I went to Budapest for the first time in 2007 and, honestly, I didn’t really know what to expect. For three days I was walking around somewhat perplexed; there was a city that could rival Paris and London, yet it was so awkwardly mysterious with a language and culture that were completely puzzling and foreign to me. I wasn’t able to understand anything or anyone but to me this only added a depth of character to the city. I was immediately fascinated by the architecture, the neoclassical, the Gothic revival, the baroque and the art nouveau style. There seemed to be another imposing, highly original structure to be discovered around every corner. I’d never heard of the architect Ödön Lechner, but his masterpieces such as the Post Savings Bank and The Museum of Applied Arts in Üllői Road could measure up with Guadi’s structures in Barcelona. I made three small watercolours of the Danube and the Parliament, and when I came home I immediately started a 60×40cm drawing of the Grand Boulevard.
Over the course of the last seven years I have repeatedly visited Budapest again and again, and the fascination has grown even stronger. By now I must have done about ten drawings of Budapest (two of them aren’t finished) and an equal number of paintings. Especially, the two great railway stations and the dark side streets of the Grand Boulevard caught my eye.
What are the biggest challenges while working on those pictures?
There are many actually. Getting the perspective right is the most important but also working out a composition can be tough. Before I start working on a drawing I only have a global idea of what I want. I fill in the details as I go along. This can alter both the perspective and the composition so I have to be cautious. Also, spilling ink is something to watch out for.
Are you planning to visit Budapest again?
Certainly, I’ve been there numerous times now, but the city still continuous to amaze and inspire me for both drawings and paintings.
I’m thinking of doing a drawing now that will only show the bridges seen from Margaret Island all the way to the Liberty Bridge. I’ll probably have to crop the image severely to make it fit on a rectangular piece of paper. Furthermore, I’m currently working on a small watercolour of a station that heavily resembles the Western Railway Station.
What do you consider your greatest success so far?
There are two on an equal level. In 2012 I was given the opportunity to exhibit in Bern, Switzerland. Every three months the accomplished Swiss photographer Werner Tschan turns his photo studio located in the old centre of Bern into a marvellous gallery in which he exhibits talent not normally seen in galleries. He calls these events appropriately KeineKunst.

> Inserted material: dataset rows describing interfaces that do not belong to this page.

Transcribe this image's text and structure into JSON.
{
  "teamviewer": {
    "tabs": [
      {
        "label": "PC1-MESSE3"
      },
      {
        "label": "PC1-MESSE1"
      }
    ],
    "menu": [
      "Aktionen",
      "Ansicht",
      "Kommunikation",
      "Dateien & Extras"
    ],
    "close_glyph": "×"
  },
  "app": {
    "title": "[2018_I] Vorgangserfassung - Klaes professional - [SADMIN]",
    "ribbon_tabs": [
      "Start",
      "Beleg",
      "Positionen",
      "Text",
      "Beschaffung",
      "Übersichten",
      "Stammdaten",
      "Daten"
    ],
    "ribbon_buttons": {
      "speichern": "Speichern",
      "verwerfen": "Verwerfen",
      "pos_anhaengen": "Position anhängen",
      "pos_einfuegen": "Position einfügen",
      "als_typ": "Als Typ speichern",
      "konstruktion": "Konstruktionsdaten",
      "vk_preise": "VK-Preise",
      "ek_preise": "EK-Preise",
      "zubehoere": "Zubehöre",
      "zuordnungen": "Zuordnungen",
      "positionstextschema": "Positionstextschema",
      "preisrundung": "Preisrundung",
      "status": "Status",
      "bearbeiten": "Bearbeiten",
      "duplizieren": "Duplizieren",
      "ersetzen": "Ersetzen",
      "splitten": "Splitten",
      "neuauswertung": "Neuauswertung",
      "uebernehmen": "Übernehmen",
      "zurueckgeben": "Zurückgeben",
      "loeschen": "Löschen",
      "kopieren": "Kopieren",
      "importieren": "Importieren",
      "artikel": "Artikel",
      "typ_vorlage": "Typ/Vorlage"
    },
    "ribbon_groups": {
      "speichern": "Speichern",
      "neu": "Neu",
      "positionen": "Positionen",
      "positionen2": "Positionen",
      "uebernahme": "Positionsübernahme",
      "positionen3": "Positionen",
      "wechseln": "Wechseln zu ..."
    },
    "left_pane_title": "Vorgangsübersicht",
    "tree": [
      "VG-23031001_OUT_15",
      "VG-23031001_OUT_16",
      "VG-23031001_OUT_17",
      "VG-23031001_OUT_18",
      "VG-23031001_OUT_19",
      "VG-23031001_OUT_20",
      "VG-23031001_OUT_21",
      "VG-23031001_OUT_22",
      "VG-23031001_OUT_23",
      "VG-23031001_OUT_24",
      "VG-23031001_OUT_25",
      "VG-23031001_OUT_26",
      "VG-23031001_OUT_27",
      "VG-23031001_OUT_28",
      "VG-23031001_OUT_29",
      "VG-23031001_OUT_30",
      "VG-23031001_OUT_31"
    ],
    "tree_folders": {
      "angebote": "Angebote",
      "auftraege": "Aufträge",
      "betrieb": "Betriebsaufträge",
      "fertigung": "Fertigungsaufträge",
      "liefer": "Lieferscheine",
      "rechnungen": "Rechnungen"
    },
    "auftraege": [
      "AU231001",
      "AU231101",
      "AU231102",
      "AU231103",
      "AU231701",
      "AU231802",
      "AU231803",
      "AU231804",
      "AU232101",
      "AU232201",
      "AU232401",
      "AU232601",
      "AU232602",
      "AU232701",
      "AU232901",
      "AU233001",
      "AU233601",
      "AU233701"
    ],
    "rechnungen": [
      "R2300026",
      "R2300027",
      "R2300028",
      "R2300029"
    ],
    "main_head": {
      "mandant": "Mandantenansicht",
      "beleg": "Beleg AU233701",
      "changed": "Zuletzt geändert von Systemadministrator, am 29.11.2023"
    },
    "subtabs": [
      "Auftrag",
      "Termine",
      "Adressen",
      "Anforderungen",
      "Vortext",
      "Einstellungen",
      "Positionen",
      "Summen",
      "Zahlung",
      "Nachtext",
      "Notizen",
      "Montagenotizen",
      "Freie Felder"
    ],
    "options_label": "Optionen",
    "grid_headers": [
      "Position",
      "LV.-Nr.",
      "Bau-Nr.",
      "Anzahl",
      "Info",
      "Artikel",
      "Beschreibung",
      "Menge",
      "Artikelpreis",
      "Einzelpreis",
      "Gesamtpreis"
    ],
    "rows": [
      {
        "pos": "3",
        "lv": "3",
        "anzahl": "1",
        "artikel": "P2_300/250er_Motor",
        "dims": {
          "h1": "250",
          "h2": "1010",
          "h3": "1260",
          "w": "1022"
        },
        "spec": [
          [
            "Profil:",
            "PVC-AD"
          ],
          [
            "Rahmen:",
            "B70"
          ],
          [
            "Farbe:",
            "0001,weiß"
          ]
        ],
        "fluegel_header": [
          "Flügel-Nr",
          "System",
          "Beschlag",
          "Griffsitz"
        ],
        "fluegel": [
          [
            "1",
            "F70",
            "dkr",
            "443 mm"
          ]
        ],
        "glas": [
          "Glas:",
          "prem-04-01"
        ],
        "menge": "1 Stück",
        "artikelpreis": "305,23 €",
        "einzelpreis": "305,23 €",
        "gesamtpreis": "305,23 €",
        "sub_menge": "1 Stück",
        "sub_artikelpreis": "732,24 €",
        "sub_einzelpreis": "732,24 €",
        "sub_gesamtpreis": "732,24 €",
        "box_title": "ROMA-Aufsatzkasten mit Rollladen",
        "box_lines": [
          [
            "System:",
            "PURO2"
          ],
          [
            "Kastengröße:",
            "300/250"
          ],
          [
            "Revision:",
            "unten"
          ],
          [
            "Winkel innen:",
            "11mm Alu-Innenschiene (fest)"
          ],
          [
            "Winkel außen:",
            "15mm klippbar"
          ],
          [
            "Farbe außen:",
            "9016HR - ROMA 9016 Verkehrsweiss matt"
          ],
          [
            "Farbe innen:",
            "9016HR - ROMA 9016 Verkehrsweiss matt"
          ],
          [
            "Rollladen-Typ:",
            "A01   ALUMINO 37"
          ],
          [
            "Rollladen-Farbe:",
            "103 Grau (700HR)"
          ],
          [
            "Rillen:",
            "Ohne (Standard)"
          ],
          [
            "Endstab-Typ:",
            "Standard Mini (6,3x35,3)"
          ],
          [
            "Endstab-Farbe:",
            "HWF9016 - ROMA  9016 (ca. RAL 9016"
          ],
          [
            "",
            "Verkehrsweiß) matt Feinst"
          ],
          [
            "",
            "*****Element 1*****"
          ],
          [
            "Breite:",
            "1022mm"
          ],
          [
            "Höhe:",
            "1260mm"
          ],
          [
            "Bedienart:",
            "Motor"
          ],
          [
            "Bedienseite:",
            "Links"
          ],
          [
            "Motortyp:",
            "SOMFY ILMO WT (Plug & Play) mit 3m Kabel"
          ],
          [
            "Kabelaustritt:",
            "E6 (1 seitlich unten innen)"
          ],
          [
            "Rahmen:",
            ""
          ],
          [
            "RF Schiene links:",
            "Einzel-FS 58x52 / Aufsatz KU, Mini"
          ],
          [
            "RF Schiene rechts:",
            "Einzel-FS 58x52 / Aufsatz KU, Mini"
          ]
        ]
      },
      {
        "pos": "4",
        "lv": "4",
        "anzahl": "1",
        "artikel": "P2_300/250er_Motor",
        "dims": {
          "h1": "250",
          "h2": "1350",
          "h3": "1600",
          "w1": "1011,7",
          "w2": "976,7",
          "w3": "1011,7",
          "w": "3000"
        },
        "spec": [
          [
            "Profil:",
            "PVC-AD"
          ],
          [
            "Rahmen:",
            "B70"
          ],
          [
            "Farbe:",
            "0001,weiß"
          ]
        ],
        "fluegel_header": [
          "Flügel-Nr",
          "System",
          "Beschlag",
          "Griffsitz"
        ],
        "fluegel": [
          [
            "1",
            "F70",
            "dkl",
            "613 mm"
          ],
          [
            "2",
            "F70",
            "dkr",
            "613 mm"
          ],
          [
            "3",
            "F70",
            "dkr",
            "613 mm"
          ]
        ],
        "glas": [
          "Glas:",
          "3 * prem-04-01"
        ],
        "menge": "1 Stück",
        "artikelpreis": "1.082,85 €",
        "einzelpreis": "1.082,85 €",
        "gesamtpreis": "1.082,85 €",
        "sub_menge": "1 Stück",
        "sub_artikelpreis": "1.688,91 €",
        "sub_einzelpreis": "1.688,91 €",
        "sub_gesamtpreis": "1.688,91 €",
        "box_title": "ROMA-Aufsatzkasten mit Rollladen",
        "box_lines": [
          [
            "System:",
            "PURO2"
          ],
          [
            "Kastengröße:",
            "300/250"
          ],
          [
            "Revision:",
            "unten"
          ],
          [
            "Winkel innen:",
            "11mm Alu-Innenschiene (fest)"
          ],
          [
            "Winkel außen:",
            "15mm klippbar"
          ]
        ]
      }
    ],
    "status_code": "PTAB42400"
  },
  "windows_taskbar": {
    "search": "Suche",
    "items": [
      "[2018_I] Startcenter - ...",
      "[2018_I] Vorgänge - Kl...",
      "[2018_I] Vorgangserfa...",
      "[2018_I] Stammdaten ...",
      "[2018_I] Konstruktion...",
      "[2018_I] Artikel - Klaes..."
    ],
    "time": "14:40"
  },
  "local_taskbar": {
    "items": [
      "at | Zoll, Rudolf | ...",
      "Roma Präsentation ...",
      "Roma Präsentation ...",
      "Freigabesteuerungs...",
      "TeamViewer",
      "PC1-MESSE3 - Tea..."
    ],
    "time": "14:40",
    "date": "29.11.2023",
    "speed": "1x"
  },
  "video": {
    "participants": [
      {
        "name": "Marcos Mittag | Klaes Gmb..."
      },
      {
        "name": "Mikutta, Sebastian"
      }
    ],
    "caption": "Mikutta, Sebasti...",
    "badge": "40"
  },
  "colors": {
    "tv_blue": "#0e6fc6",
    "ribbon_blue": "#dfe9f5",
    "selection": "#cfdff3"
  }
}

Two pieces of mine had been already sold before the show opened, and after it had closed, all the drawings got sold and I had seven commissioned pieces to do. Since then I’ve been able to devote all my time to my art.